#### Exercise objective:
Determine how many lines in the entries below contain "caption", and output that number alone.

#### The records:
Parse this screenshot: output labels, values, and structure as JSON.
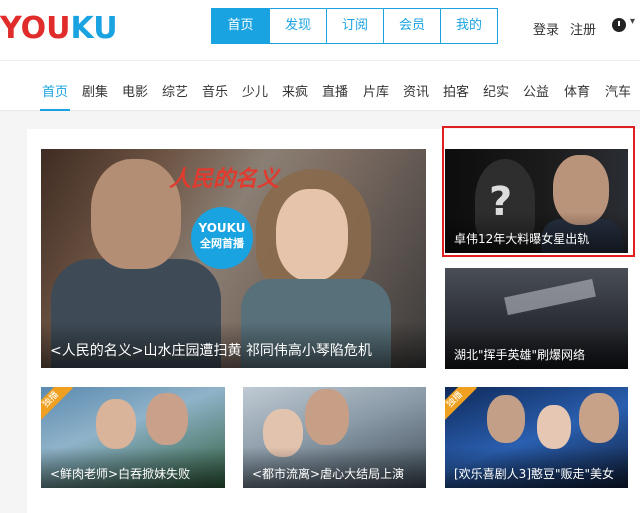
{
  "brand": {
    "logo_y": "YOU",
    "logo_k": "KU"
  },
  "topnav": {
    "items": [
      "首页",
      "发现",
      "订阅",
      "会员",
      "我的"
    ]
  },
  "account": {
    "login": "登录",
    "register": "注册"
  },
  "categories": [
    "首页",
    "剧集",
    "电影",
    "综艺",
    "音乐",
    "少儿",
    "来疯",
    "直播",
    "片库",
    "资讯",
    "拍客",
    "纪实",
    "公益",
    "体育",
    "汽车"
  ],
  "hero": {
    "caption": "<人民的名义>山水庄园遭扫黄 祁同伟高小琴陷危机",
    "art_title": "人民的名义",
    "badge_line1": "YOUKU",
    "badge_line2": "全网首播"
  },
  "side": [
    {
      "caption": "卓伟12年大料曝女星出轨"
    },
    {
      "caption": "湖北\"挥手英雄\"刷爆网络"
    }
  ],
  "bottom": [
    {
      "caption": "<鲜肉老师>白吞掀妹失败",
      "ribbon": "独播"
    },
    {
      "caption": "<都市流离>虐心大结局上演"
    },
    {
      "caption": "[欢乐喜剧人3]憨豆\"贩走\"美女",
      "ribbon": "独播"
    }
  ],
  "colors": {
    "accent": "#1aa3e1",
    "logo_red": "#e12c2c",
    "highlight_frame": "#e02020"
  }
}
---
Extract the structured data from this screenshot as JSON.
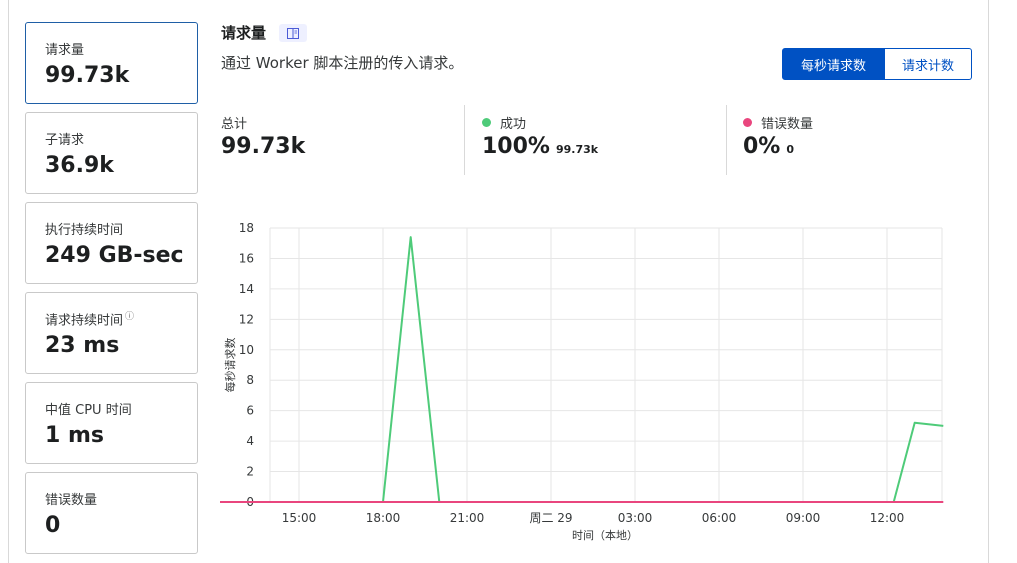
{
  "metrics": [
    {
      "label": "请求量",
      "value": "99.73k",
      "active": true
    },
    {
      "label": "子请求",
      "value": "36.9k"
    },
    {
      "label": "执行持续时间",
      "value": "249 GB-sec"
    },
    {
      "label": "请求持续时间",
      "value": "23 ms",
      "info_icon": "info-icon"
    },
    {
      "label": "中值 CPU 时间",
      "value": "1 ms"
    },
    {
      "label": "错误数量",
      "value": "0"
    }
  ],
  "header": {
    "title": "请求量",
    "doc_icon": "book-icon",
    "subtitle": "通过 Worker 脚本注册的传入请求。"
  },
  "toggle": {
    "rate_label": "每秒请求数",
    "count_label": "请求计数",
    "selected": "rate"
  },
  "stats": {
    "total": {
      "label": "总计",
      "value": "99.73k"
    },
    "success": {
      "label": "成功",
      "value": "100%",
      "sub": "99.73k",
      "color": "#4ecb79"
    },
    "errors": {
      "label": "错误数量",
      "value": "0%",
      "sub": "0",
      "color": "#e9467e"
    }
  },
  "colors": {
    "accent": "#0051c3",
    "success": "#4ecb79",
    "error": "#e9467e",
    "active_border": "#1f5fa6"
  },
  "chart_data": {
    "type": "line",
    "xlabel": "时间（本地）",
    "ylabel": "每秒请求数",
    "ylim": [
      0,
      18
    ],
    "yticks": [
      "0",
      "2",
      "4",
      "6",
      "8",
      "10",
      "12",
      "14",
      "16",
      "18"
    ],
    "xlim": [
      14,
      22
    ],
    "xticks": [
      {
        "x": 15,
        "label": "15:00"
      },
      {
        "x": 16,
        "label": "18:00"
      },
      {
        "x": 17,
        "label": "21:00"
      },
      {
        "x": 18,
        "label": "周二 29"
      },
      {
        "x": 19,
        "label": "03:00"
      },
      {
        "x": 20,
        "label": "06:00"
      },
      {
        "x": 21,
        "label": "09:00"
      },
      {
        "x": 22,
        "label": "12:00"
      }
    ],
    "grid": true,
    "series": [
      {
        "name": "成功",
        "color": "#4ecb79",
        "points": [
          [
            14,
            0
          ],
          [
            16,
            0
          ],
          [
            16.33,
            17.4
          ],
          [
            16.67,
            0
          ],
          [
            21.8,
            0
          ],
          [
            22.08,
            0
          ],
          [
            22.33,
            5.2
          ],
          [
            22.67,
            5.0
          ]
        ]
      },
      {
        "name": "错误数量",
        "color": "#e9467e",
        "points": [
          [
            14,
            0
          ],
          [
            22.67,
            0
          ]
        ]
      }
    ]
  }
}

#### Written response:
6